Input for this task
════════════════════

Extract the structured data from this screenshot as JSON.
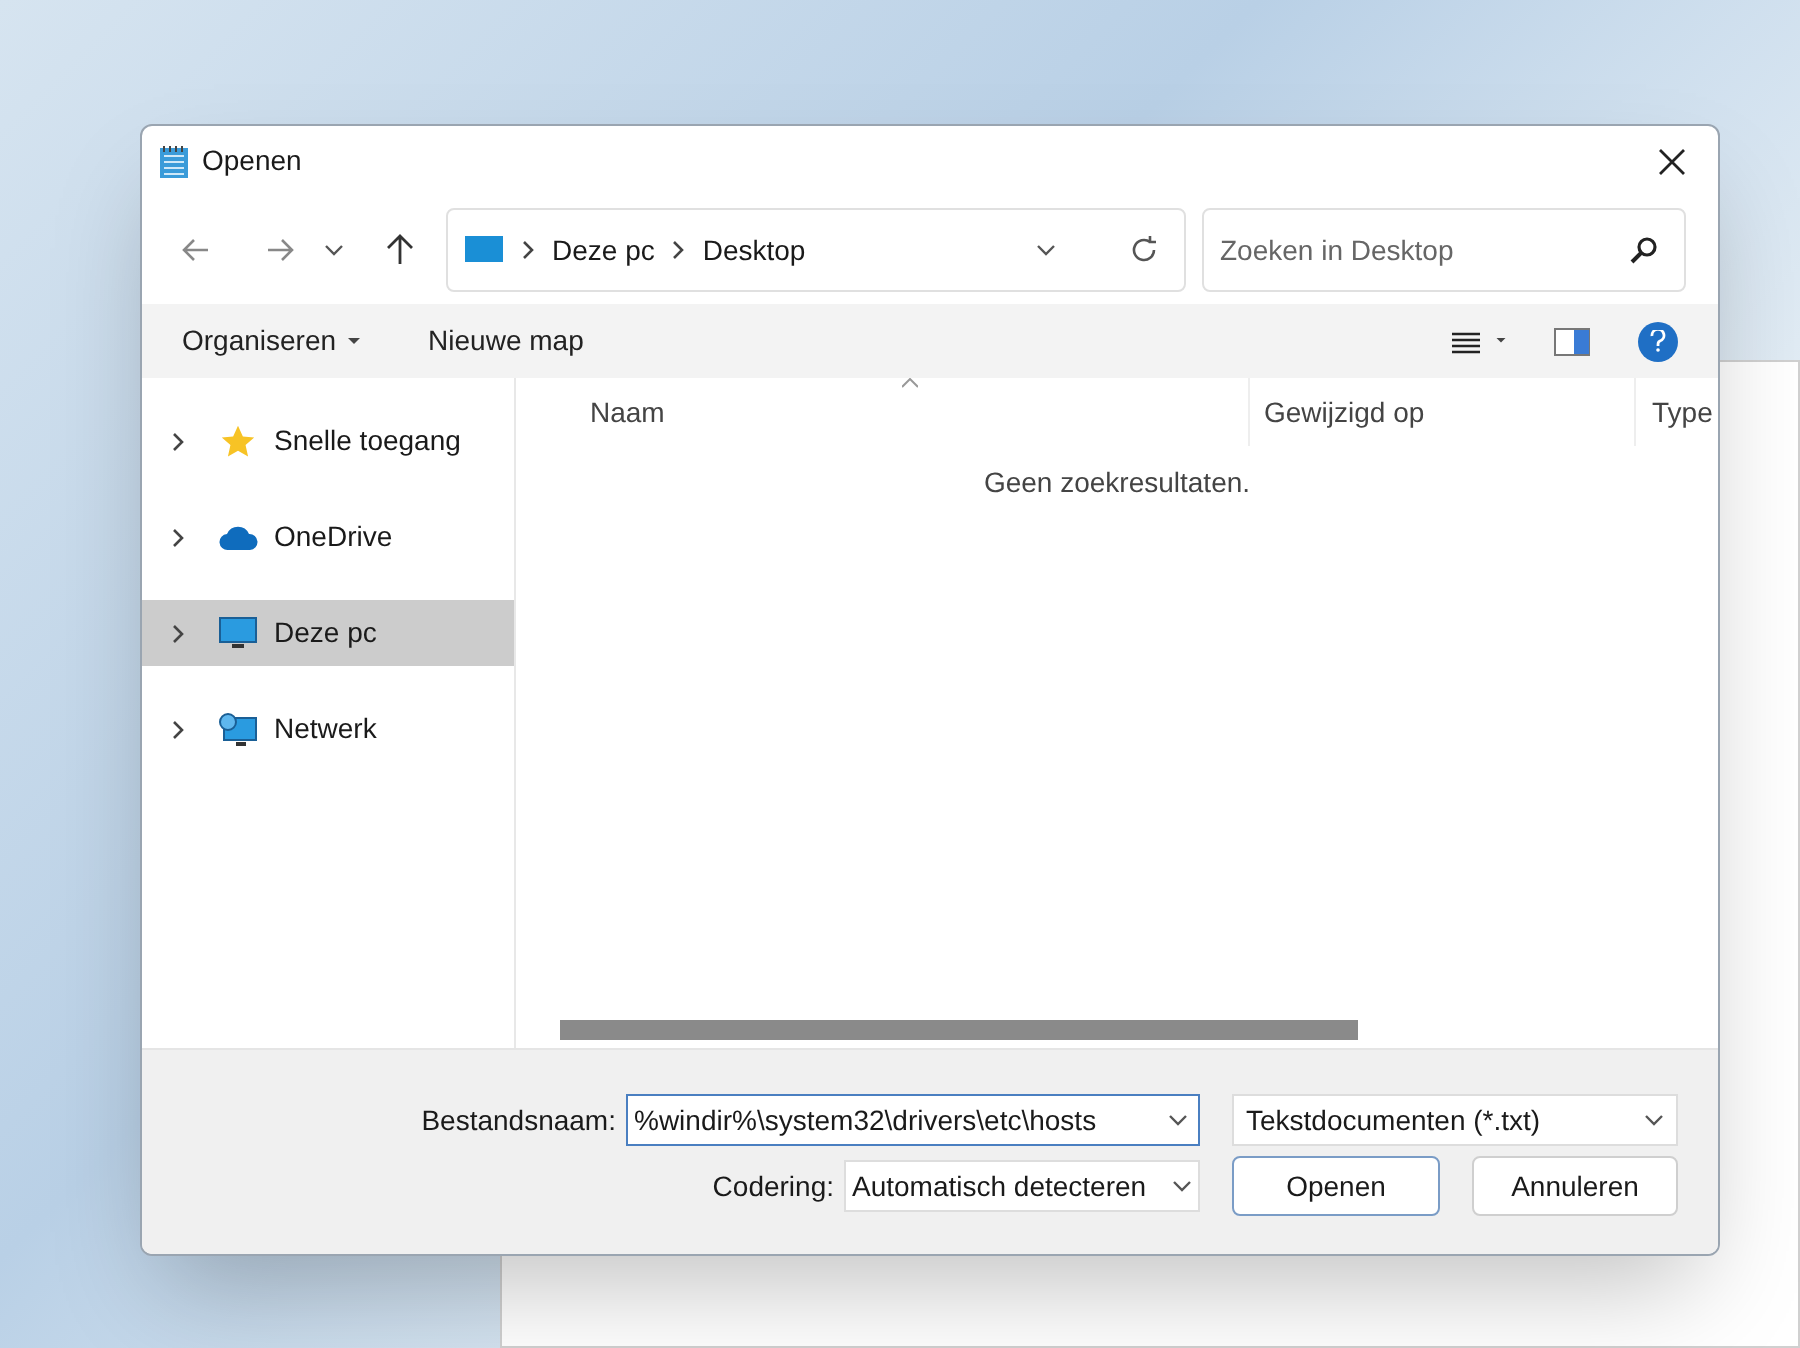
{
  "window": {
    "title": "Openen"
  },
  "navigation": {
    "breadcrumb": [
      "Deze pc",
      "Desktop"
    ],
    "search": {
      "placeholder": "Zoeken in Desktop"
    }
  },
  "toolbar": {
    "organize": "Organiseren",
    "new_folder": "Nieuwe map"
  },
  "sidebar": {
    "items": [
      {
        "label": "Snelle toegang",
        "kind": "quick_access",
        "selected": false
      },
      {
        "label": "OneDrive",
        "kind": "cloud",
        "selected": false
      },
      {
        "label": "Deze pc",
        "kind": "computer",
        "selected": true
      },
      {
        "label": "Netwerk",
        "kind": "network",
        "selected": false
      }
    ]
  },
  "file_list": {
    "columns": [
      "Naam",
      "Gewijzigd op",
      "Type"
    ],
    "empty_message": "Geen zoekresultaten."
  },
  "footer": {
    "filename_label": "Bestandsnaam:",
    "filename_value": "%windir%\\system32\\drivers\\etc\\hosts",
    "file_type": "Tekstdocumenten (*.txt)",
    "encoding_label": "Codering:",
    "encoding_value": "Automatisch detecteren",
    "buttons": [
      "Openen",
      "Annuleren"
    ]
  }
}
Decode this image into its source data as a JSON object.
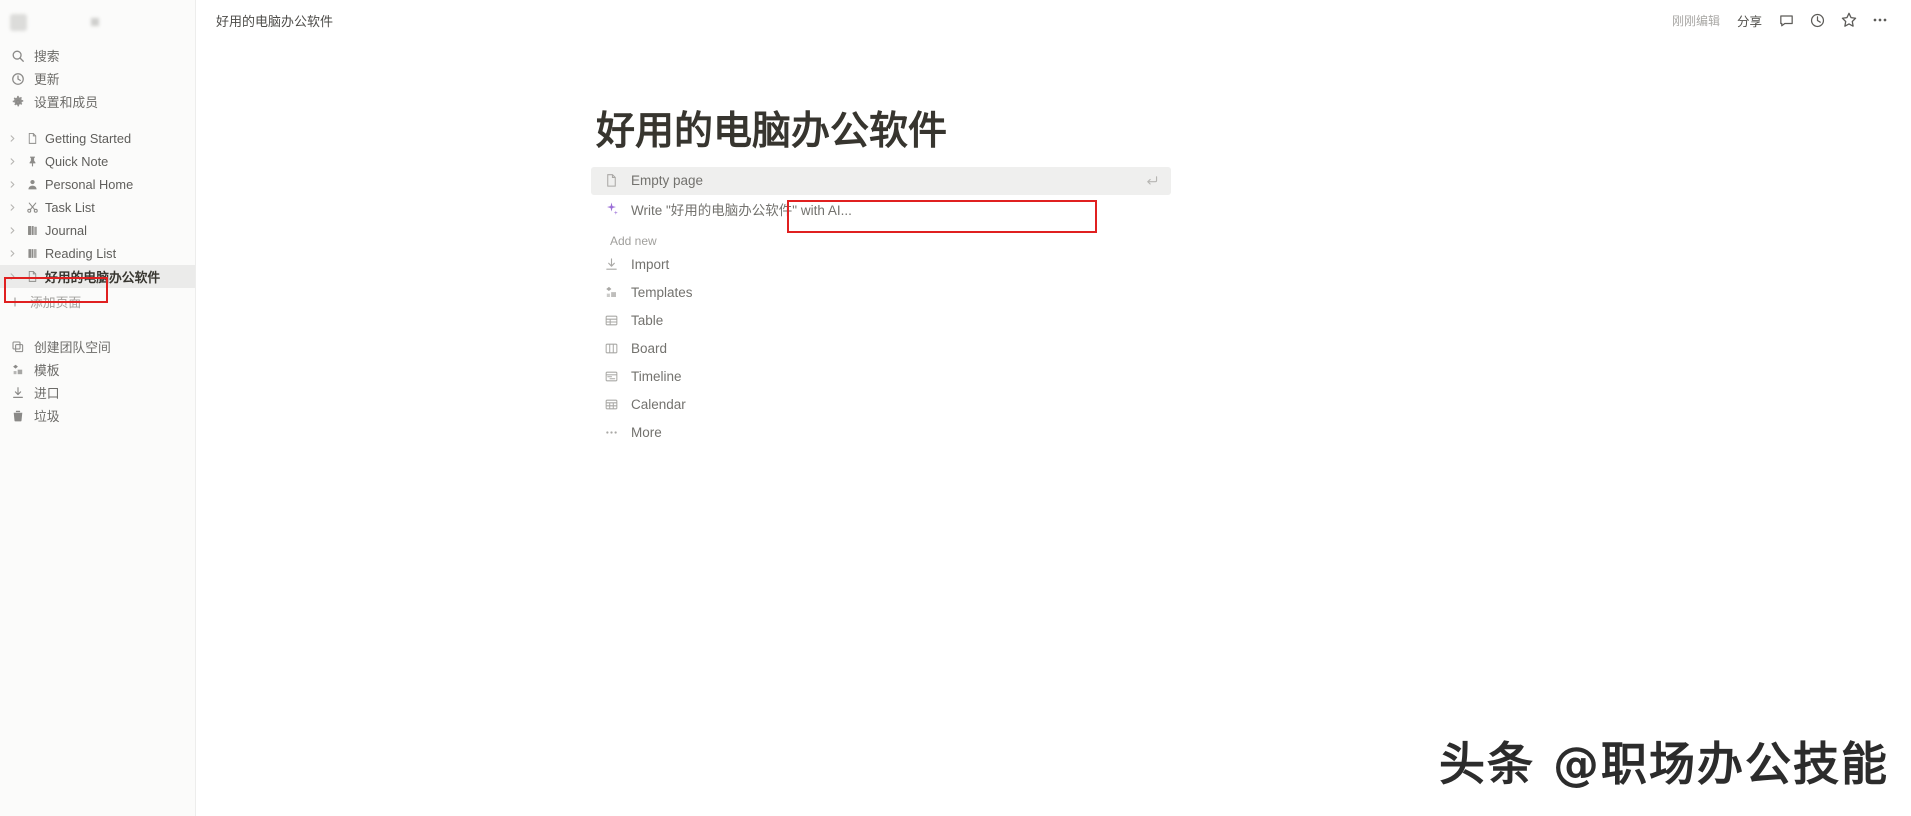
{
  "sidebar": {
    "workspace": {
      "name": "",
      "blurred": true
    },
    "top_items": [
      {
        "label": "搜索",
        "icon": "search-icon",
        "name": "sidebar-item-search"
      },
      {
        "label": "更新",
        "icon": "clock-icon",
        "name": "sidebar-item-updates"
      },
      {
        "label": "设置和成员",
        "icon": "gear-icon",
        "name": "sidebar-item-settings-members"
      }
    ],
    "pages": [
      {
        "label": "Getting Started",
        "icon": "document-icon",
        "active": false
      },
      {
        "label": "Quick Note",
        "icon": "pin-icon",
        "active": false
      },
      {
        "label": "Personal Home",
        "icon": "person-icon",
        "active": false
      },
      {
        "label": "Task List",
        "icon": "scissors-icon",
        "active": false
      },
      {
        "label": "Journal",
        "icon": "book-icon",
        "active": false
      },
      {
        "label": "Reading List",
        "icon": "books-icon",
        "active": false
      },
      {
        "label": "好用的电脑办公软件",
        "icon": "document-icon",
        "active": true
      }
    ],
    "add_page": {
      "label": "添加页面",
      "icon": "plus-icon"
    },
    "bottom_items": [
      {
        "label": "创建团队空间",
        "icon": "teamspace-icon"
      },
      {
        "label": "模板",
        "icon": "templates-icon"
      },
      {
        "label": "进口",
        "icon": "import-icon"
      },
      {
        "label": "垃圾",
        "icon": "trash-icon"
      }
    ]
  },
  "topbar": {
    "breadcrumb": "好用的电脑办公软件",
    "edited_label": "刚刚编辑",
    "share_label": "分享",
    "icons": [
      "comment-icon",
      "history-icon",
      "star-icon",
      "more-icon"
    ]
  },
  "main": {
    "page_title": "好用的电脑办公软件",
    "suggestions": [
      {
        "label": "Empty page",
        "icon": "document-icon",
        "highlighted": true,
        "enter_hint": true
      },
      {
        "label": "Write \"好用的电脑办公软件\" with AI...",
        "icon": "ai-sparkle-icon",
        "highlighted": false,
        "annotated": true
      }
    ],
    "add_new_heading": "Add new",
    "add_new_items": [
      {
        "label": "Import",
        "icon": "import-icon"
      },
      {
        "label": "Templates",
        "icon": "templates-icon"
      },
      {
        "label": "Table",
        "icon": "table-icon"
      },
      {
        "label": "Board",
        "icon": "board-icon"
      },
      {
        "label": "Timeline",
        "icon": "timeline-icon"
      },
      {
        "label": "Calendar",
        "icon": "calendar-icon"
      },
      {
        "label": "More",
        "icon": "more-icon"
      }
    ]
  },
  "watermark": {
    "text": "头条 @职场办公技能"
  },
  "colors": {
    "annotation_red": "#e02020",
    "sidebar_bg": "#fbfbfa",
    "active_row_bg": "#ebebea",
    "text_primary": "#37352f",
    "text_muted": "#8a8987",
    "ai_purple": "#9a6dd7"
  }
}
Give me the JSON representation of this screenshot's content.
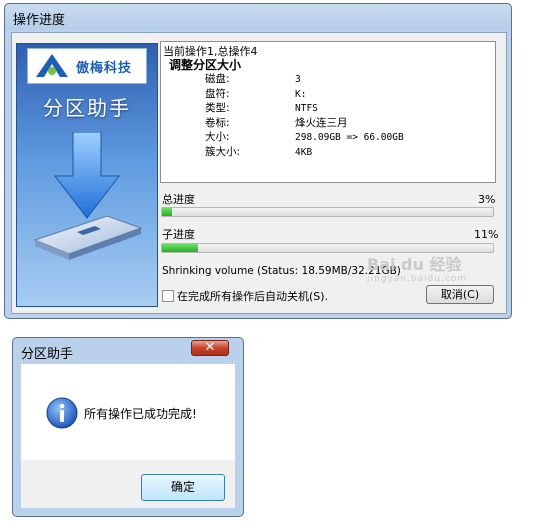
{
  "progress_dialog": {
    "title": "操作进度",
    "brand": {
      "logo_text": "傲梅科技",
      "app_name": "分区助手"
    },
    "operation": {
      "current": "当前操作1,总操作4",
      "name": "调整分区大小",
      "details": [
        {
          "label": "磁盘:",
          "value": "3"
        },
        {
          "label": "盘符:",
          "value": "K:"
        },
        {
          "label": "类型:",
          "value": "NTFS"
        },
        {
          "label": "卷标:",
          "value": "烽火连三月"
        },
        {
          "label": "大小:",
          "value": "298.09GB => 66.00GB"
        },
        {
          "label": "簇大小:",
          "value": "4KB"
        }
      ]
    },
    "total_progress": {
      "label": "总进度",
      "percent_text": "3%",
      "fraction": 0.03
    },
    "sub_progress": {
      "label": "子进度",
      "percent_text": "11%",
      "fraction": 0.11
    },
    "status": "Shrinking volume (Status: 18.59MB/32.21GB)",
    "auto_shutdown": {
      "label": "在完成所有操作后自动关机(S).",
      "checked": false
    },
    "cancel_label": "取消(C)"
  },
  "watermark": {
    "text": "Bai du 经验",
    "small": "jingyan.baidu.com"
  },
  "done_dialog": {
    "title": "分区助手",
    "message": "所有操作已成功完成!",
    "ok_label": "确定"
  },
  "colors": {
    "progress_fill": "#25b021",
    "brand_blue": "#2f5fb0",
    "close_red": "#c4432a"
  }
}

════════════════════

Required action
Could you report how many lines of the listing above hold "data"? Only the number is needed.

Final answer
2